Deep inside all of us is a memory of a childhood show that we can’t quite recall fully, but that we know shaped us deeply. If you’re a conservative woman of a certain age, that show was probably Liberty’s Kids. And in the pandemic, many of us have taken to nostalgia binging. I did us all a favor and nostalgia binged Liberty’s Kids. 

First, let’s talk about what the heck Liberty’s Kids was…in case your memory has not been fully jogged by the name alone. 

Liberty’s Kids is an animated series that aired in the early 2000s that follows a colonist boy, James, through the early years of the American Revolution, along with his British friend, Sarah Phillips. A British citizen and a colonist? Cue the tension, the drama, and the insightful takes on the biggest moments of the Revolution.  Along the way, we meet the most famous characters of the Revolution–aka, the real people–and we get a front row seat to the Boston Tea Party, the publication of Common Sense, the Battle of Bunker HIll, Valley Forge, and the Constitutional Convention. 

The story covers the time period from December 1773—the first episode is the Boston Tea Party–to the Constitutional Convention in 1787.  Along the way, they talk about the very real issues of slavery and freedom,  the ongoing Constitutional debates, the trials of war, etc. Yes, it is a children’s show…but, even watching it as a 25 year old who got a 5 on the APUSH exam and is literally a Daughter of the American Revolution, I really enjoyed it! It’s got a lot more to its credit than you might imagine for a PBS show that aired for about a year. 

Something I didn’t remember was what a role Phillis Wheatley played in the Liberty’s Kids story, especially in season 1. You might know Wheatley as the first African-American author of a published work of poetry in the United States. She’s a very interesting historical character, and I loved seeing her depicted on the screen so that kids could learn about her even more than they might already in school. 

I can’t explain how absolutely compelled I became by rewatching this series, as soon as I had started. It was a PBS animation show, so each episode is a solid 20 minutes of good time.
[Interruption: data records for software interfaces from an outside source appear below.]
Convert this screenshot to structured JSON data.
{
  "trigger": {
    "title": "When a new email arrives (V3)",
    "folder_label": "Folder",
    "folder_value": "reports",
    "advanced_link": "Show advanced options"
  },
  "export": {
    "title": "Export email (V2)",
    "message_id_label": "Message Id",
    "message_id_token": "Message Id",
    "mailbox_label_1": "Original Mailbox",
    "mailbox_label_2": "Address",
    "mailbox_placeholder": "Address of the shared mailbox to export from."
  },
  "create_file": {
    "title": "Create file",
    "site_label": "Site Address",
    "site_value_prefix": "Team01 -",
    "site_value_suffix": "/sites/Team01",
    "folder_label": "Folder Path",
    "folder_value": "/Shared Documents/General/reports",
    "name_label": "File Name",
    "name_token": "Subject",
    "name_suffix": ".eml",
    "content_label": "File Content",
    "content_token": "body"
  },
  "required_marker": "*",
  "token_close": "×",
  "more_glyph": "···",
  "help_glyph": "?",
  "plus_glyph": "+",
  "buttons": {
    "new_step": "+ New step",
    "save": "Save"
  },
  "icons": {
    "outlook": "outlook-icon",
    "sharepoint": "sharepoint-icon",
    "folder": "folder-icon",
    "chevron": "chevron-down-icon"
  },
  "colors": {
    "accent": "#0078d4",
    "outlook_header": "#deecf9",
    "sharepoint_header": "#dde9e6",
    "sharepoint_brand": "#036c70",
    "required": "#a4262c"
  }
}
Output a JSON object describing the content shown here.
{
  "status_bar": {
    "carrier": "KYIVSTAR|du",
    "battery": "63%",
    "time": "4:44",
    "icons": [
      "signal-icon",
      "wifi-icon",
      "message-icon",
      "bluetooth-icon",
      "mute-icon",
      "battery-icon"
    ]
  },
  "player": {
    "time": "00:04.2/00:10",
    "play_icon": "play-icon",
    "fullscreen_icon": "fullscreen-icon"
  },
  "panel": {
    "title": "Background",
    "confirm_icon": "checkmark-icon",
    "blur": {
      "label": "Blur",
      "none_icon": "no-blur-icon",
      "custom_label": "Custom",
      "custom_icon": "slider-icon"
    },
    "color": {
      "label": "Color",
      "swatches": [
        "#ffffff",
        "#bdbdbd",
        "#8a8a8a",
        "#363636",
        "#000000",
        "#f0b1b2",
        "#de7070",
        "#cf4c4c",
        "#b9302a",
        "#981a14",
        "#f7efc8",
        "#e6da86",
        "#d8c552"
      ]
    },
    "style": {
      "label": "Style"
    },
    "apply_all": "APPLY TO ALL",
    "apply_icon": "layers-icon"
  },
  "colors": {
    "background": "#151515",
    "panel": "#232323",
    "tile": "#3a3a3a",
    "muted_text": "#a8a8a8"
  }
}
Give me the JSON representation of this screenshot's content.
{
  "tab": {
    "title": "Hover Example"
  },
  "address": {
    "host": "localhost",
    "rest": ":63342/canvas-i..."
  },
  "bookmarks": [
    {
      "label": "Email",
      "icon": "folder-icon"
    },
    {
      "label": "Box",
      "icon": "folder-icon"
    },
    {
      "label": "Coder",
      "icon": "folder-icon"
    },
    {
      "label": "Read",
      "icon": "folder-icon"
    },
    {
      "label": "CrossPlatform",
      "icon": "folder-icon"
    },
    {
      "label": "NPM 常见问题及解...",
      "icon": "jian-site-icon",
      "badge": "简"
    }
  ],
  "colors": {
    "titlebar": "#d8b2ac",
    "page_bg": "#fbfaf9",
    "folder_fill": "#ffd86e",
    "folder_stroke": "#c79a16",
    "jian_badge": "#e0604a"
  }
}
There’s also little “skit bits” as I’m going to call them throughout the show to engage the audience–and yes, I a grown woman was engaged deeply. There’s trivia and news breaks and “hang man” style guessing games. It helps reinforce the educational elements of the show. 

I ended up binging all 40 episodes of the show in about 4 days, during my telework hours, because putting it on kept me motivated, entertained, and I kept looking up and being like “I forgot about that!” Which is amazing! This show does hold up to the nearly two decades since it’s aired, and I think a nostalgia binge is a must-do for any conservative woman, or history lover, currently looking for their next binge. 

A discussion about Liberty’s Kids would not be complete without a discussion of the insane voice cast it has. To start, 2003 heartthrob Aaron Carter sings the theme song. You’re welcome. The voice cast is insane though. Imagining a kids animation show landing this kind of cast today makes my brain hurt. 

Walter Cronkite voices Ben Franklin, Billy Crystal voices John Adams, Annette Benning voices Abigail Adams, Charles Shaugnessy voices King George III, Dustin Hoffman voices Benedict Arnold, Ben Stiller voices Thomas Jefferson, Arnold Schwarzenegger voices Baron von Steuben, Liam Neeson voices John Paul Jones, Whoopi Goldberg voices Deborah Samson, and Sylvester Stallone voices Paul Revere. 

Are you impressed? You should be. I can’t tell if they had an insane budget, or they knew it would be good for America and therefore took a pay cut to contribute to the education of a generation of American students. 

If you need to take a walk down memory lane, want to teach a younger sibling or cousin about the American Revolution, or just dive into some nostalgia, you needsto watch Liberty’s Kids. Unfortunately, like too many shows of yesteryear, it’s a bit hard to stream. Kanopy, a service often used by public libraries, has the first ten episodes available to stream. However, this being 2021, you can also find almost all of them on YouTube. It’s also supposedly on Sling TV, but I’m too mainstream to have ever tried that service. 

No matter how mainstream you feel, how well you scored on the APUSH test, or what you’re doing this weekend, you need to rewatch Liberty’s Kids. Or watch it for the first time—I think you’re history loving heart will be impressed!

Aryssa D
FFL Cabinet Member